Sure it sounds misogynistic, or chauvinistic. Name it what you will, but to the men, demands of financial security as the ultimate precedence just wreak of entitlement. No man wants that.
If she's a lady of class, grace and heaps of loyalty, then the good looking woman will only pique our interest. Nothing more, nothing less.
Men want a woman that will stand by them, through thick and thin. And its exactly these kind of indicators that help them make their decision to stay or go, when prospecting.
Its not a buyers market. No one gets to call the shots here.
Where do you think the whole fear of commitment derives itself from?
As for the Islamic Schools
I don’t see them necessarily as the best option, but different men have differing opinions.
Its not the be all, end all.
True Story. On one of the forums that I frequent, a young lady came asking for advice, because her boyfriend had left her and she was upset. I didn’t think much to it, until I found out she was Muslim.
I felt genuinely sorry for her, so I offered to talk to her, to see if there was anyway I could help her.
It turned out, that, not only was she in Hijab, but she had been to one of the top Islamic Schools in the country for the past 4 years!
Ultimately, its down to upbringing and good parenting. Only parents can instil good values, or more importantly the mother. If the mother wants to siphon off the children to an Islamic School, because she isnt secure in herself that she can raise them to be good muslim children, then what exactly is her role in their lives? And I mean that in the nicest way possible.
Yes the kids get access to text, and knowledge, but that can be found, now, in all types of media. After all , if they are gaining the knowledge but not implementing in their daily lives, then what good is it?
Problem with Siblings or Family
I don’t know what the situation is like in the U.S, but here in the UK, outside of London there are only small pockets and clusters of families that are practising. As a result, what tends to happen in these areas is, ordinarily only the one individual in the household is practising, while the siblings and the parents (to some extent) are leading liberal lives.
This causes a disconnect as a natural discourse, and is only to be expected.
After all, it then becomes a conflict of core values, and I've seen it in more houses than one. Sometimes it’s the youngest daughter that decides she wants to practise. Say for example, she decides to wear the hijab, but her father is dismissive of it, and sometimes it’s the son. But these situations are present.
Are you going to penalise your suitor for something beyond his control?
It doesn’t mean he isnt civil with his family.
Will you not give anyone the benefit of the doubt, that perhaps there is a genuine reason behind the disconnect?
The girl from the Islamic School that I mentioned above, when we got to the bottom of it, we found out that she clung to the first man she got find, because she felt so neglected at home.

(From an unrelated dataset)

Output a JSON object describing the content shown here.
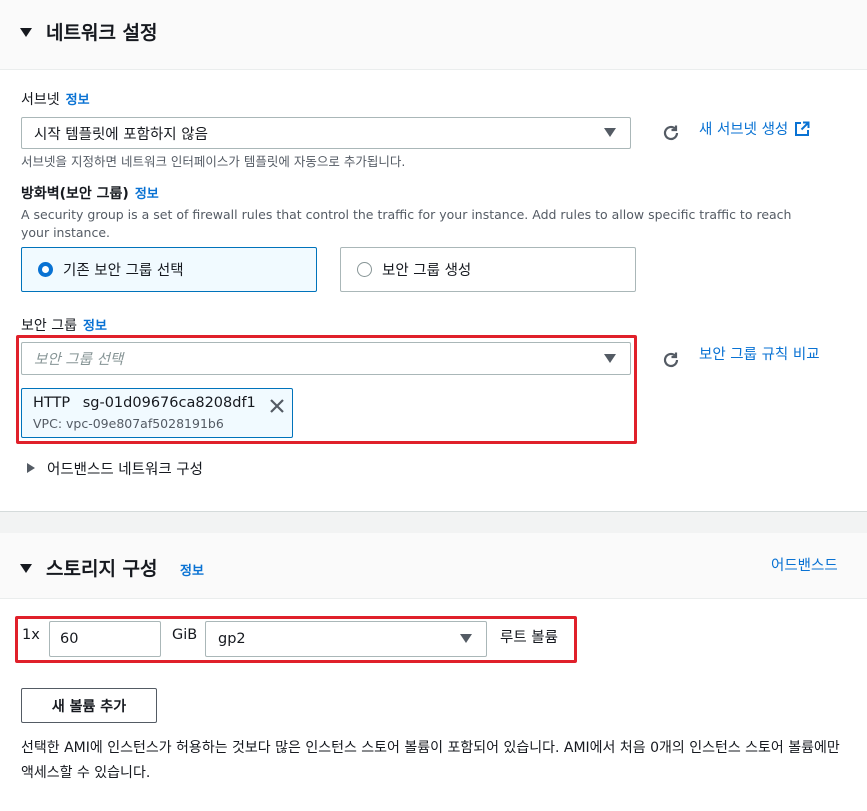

She was the only person that was practising in her family. Yes it was tragic, but it happens. Everyone wants to feel wanted and desired, especially by their own parents, and if we don’t get the love from them, we go searching for it elsewhere. Its human nature.
All in all, it just proves further that there really is a disconnect between the Muslim Men and the Muslim Women.